╭──
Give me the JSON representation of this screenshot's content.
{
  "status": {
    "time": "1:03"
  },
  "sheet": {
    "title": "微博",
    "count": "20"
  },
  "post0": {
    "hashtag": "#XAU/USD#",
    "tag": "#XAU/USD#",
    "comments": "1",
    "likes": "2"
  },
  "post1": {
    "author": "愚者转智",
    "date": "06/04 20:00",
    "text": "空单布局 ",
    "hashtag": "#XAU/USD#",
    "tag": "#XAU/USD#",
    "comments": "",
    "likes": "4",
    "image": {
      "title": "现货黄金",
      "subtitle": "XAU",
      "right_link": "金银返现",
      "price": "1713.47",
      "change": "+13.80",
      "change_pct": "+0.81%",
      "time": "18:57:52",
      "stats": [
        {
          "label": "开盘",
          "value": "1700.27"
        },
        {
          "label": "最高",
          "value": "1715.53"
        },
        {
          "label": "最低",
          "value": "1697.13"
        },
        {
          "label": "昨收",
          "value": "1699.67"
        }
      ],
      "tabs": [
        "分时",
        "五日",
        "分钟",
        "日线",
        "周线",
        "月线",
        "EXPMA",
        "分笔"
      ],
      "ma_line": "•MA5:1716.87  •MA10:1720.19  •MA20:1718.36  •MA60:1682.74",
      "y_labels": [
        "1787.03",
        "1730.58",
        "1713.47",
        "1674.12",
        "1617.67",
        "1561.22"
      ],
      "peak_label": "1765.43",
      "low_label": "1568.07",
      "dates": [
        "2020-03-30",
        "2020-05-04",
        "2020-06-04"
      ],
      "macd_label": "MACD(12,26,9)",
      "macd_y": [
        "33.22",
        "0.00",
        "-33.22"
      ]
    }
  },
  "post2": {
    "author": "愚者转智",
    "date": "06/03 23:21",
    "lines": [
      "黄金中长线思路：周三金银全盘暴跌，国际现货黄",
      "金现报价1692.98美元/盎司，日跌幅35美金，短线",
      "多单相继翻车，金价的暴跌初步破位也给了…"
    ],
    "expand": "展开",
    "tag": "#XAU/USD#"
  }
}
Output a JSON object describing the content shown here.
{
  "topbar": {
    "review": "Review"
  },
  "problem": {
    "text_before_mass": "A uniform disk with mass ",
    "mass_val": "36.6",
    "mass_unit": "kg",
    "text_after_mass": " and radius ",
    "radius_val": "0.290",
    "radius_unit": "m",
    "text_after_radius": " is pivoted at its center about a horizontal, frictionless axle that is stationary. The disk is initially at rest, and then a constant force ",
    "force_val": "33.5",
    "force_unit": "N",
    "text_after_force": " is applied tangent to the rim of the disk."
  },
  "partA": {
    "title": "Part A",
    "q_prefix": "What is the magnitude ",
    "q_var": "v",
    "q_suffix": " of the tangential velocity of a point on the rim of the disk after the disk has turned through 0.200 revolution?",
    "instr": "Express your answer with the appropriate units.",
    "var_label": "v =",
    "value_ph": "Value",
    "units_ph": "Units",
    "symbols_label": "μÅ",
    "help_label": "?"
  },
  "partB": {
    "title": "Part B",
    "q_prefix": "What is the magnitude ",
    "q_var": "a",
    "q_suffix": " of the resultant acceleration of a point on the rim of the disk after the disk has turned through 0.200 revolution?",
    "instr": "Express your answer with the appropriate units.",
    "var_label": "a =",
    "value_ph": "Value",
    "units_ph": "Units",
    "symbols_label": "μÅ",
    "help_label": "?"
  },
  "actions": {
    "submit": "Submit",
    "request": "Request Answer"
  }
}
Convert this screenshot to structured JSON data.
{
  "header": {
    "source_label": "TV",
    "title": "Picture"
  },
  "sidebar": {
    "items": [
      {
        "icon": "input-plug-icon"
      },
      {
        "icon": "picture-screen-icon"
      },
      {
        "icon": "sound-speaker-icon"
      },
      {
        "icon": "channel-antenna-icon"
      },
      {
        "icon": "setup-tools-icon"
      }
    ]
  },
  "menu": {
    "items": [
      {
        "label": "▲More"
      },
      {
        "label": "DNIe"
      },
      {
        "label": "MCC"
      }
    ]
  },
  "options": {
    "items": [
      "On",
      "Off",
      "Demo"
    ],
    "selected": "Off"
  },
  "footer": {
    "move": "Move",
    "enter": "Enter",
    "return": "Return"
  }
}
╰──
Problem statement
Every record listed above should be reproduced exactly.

Final answer
Give me the JSON representation of this screenshot's content.
{
  "status": {
    "time": "1:03"
  },
  "sheet": {
    "title": "微博",
    "count": "20"
  },
  "post0": {
    "hashtag": "#XAU/USD#",
    "tag": "#XAU/USD#",
    "comments": "1",
    "likes": "2"
  },
  "post1": {
    "author": "愚者转智",
    "date": "06/04 20:00",
    "text": "空单布局 ",
    "hashtag": "#XAU/USD#",
    "tag": "#XAU/USD#",
    "comments": "",
    "likes": "4",
    "image": {
      "title": "现货黄金",
      "subtitle": "XAU",
      "right_link": "金银返现",
      "price": "1713.47",
      "change": "+13.80",
      "change_pct": "+0.81%",
      "time": "18:57:52",
      "stats": [
        {
          "label": "开盘",
          "value": "1700.27"
        },
        {
          "label": "最高",
          "value": "1715.53"
        },
        {
          "label": "最低",
          "value": "1697.13"
        },
        {
          "label": "昨收",
          "value": "1699.67"
        }
      ],
      "tabs": [
        "分时",
        "五日",
        "分钟",
        "日线",
        "周线",
        "月线",
        "EXPMA",
        "分笔"
      ],
      "ma_line": "•MA5:1716.87  •MA10:1720.19  •MA20:1718.36  •MA60:1682.74",
      "y_labels": [
        "1787.03",
        "1730.58",
        "1713.47",
        "1674.12",
        "1617.67",
        "1561.22"
      ],
      "peak_label": "1765.43",
      "low_label": "1568.07",
      "dates": [
        "2020-03-30",
        "2020-05-04",
        "2020-06-04"
      ],
      "macd_label": "MACD(12,26,9)",
      "macd_y": [
        "33.22",
        "0.00",
        "-33.22"
      ]
    }
  },
  "post2": {
    "author": "愚者转智",
    "date": "06/03 23:21",
    "lines": [
      "黄金中长线思路：周三金银全盘暴跌，国际现货黄",
      "金现报价1692.98美元/盎司，日跌幅35美金，短线",
      "多单相继翻车，金价的暴跌初步破位也给了…"
    ],
    "expand": "展开",
    "tag": "#XAU/USD#"
  }
}
Output a JSON object describing the content shown here.
{
  "topbar": {
    "review": "Review"
  },
  "problem": {
    "text_before_mass": "A uniform disk with mass ",
    "mass_val": "36.6",
    "mass_unit": "kg",
    "text_after_mass": " and radius ",
    "radius_val": "0.290",
    "radius_unit": "m",
    "text_after_radius": " is pivoted at its center about a horizontal, frictionless axle that is stationary. The disk is initially at rest, and then a constant force ",
    "force_val": "33.5",
    "force_unit": "N",
    "text_after_force": " is applied tangent to the rim of the disk."
  },
  "partA": {
    "title": "Part A",
    "q_prefix": "What is the magnitude ",
    "q_var": "v",
    "q_suffix": " of the tangential velocity of a point on the rim of the disk after the disk has turned through 0.200 revolution?",
    "instr": "Express your answer with the appropriate units.",
    "var_label": "v =",
    "value_ph": "Value",
    "units_ph": "Units",
    "symbols_label": "μÅ",
    "help_label": "?"
  },
  "partB": {
    "title": "Part B",
    "q_prefix": "What is the magnitude ",
    "q_var": "a",
    "q_suffix": " of the resultant acceleration of a point on the rim of the disk after the disk has turned through 0.200 revolution?",
    "instr": "Express your answer with the appropriate units.",
    "var_label": "a =",
    "value_ph": "Value",
    "units_ph": "Units",
    "symbols_label": "μÅ",
    "help_label": "?"
  },
  "actions": {
    "submit": "Submit",
    "request": "Request Answer"
  }
}
Convert this screenshot to structured JSON data.
{
  "header": {
    "source_label": "TV",
    "title": "Picture"
  },
  "sidebar": {
    "items": [
      {
        "icon": "input-plug-icon"
      },
      {
        "icon": "picture-screen-icon"
      },
      {
        "icon": "sound-speaker-icon"
      },
      {
        "icon": "channel-antenna-icon"
      },
      {
        "icon": "setup-tools-icon"
      }
    ]
  },
  "menu": {
    "items": [
      {
        "label": "▲More"
      },
      {
        "label": "DNIe"
      },
      {
        "label": "MCC"
      }
    ]
  },
  "options": {
    "items": [
      "On",
      "Off",
      "Demo"
    ],
    "selected": "Off"
  },
  "footer": {
    "move": "Move",
    "enter": "Enter",
    "return": "Return"
  }
}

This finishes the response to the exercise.